How can Lyme disease be prevented?
A Lyme disease vaccine was developed and used for a short time but this has been pulled from the market. The only sure way to prevent the disease is to avoid exposure to infected ticks. Especially avoid areas where wild mice might live, such as the edges of yards, fields, and woods with low, dense ground-cover.
If this is not possible, you can reduce your risk by taking these precautions:
- During outside activities, wear long sleeves and long pants tucked into socks. Wear a hat, and tie hair back.
- Use insecticides to repel or kill ticks. Repellents containing the compound DEET can be used on exposed skin except for the face, but they do not kill ticks and are not 100% effective in discouraging ticks from biting. Products containing permethrin kill ticks, but they cannot be used on the skin -- only on clothing. When using any of these chemicals, follow label directions carefully. Be especially cautious when using them on children.
- After outdoor activities, check yourself for ticks, and have a "buddy" check you, too. Check body areas where ticks are commonly found: behind the knees, between the fingers and toes, under the arms, in and behind the ears, and on the neck, hairline, and top of the head. Check places where clothing presses on the skin.

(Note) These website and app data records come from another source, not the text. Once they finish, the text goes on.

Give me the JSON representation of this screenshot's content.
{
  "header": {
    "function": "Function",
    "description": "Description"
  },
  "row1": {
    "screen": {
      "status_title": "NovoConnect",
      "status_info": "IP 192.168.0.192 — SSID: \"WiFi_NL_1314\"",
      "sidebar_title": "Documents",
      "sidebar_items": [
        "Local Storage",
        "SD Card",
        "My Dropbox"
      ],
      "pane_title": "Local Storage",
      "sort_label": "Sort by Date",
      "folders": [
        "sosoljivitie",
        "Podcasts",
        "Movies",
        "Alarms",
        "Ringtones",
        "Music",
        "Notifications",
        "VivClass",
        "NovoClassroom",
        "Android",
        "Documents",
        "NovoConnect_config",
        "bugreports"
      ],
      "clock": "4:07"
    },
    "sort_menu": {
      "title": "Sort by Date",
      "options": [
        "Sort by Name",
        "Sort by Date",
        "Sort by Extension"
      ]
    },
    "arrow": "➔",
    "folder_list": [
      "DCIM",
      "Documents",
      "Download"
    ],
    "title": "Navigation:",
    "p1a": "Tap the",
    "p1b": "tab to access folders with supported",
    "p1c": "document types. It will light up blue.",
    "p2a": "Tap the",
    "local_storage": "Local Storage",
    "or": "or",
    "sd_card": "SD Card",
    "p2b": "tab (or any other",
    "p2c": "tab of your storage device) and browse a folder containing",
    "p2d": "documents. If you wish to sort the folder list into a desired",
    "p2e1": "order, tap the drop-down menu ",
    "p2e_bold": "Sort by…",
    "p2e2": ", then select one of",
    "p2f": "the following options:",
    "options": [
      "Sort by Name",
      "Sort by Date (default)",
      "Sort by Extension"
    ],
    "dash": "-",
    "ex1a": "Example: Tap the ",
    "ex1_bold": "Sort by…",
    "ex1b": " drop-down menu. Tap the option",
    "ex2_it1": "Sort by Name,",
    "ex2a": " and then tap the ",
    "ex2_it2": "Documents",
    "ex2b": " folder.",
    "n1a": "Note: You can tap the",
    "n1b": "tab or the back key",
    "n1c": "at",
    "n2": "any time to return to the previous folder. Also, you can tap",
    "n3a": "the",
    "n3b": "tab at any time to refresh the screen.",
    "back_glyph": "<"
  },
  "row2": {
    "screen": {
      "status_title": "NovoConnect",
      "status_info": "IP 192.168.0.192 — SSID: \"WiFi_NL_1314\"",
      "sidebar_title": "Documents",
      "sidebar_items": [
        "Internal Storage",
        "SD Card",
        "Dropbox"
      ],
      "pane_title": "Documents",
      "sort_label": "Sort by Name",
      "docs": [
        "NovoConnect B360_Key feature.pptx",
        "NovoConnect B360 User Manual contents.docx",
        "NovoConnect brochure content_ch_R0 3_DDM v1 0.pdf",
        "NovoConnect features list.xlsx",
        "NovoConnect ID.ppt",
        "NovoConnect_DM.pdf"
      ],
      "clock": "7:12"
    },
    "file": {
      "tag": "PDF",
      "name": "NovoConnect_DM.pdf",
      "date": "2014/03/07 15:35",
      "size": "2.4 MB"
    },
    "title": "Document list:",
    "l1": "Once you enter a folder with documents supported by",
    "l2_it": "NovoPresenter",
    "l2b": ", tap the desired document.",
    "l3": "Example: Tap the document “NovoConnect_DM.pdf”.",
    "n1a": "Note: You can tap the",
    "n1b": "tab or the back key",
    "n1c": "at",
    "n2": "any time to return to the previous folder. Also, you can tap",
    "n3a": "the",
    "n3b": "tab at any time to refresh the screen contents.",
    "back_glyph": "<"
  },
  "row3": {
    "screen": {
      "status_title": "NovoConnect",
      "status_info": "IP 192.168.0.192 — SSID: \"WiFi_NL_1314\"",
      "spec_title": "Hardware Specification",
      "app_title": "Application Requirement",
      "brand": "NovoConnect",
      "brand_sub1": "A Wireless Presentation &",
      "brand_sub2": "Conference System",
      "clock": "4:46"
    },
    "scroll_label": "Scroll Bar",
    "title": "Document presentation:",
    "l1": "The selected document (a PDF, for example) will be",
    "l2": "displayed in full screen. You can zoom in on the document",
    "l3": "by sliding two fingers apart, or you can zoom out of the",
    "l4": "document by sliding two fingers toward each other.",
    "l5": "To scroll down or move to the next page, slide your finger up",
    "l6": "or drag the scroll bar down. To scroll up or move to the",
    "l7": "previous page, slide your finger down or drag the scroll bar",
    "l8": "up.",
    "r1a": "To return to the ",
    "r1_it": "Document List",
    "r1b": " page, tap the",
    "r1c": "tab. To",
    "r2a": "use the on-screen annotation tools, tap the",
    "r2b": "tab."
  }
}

- Remove attached ticks promptly. Removing a tick before it has been attached for more than 24 hours greatly reduces the risk of infection. Do not try to remove ticks by squeezing them, coating them with petroleum jelly, or burning them with a match. Tick Twister® is the ideal tool to use to remove a tick without squeezing the body and without leaving the tick's mouth-parts in the skin.
- Large brown ticks that are commonly found on dogs and cattle do not carry the Lyme disease bacterium. If you remove a very small tick and want to have it tested for Lyme disease, place it in a clean pill vial or tight-sealed plastic storage bag with a moistened cotton swab. Contact your health-care provider and local health department.
The information on the page is NOT meant to be used for self-diagnosis or as a substitute for consultation with a health-care provider. If you have any questions about tick bites or Lyme disease, please consult a health-care provider.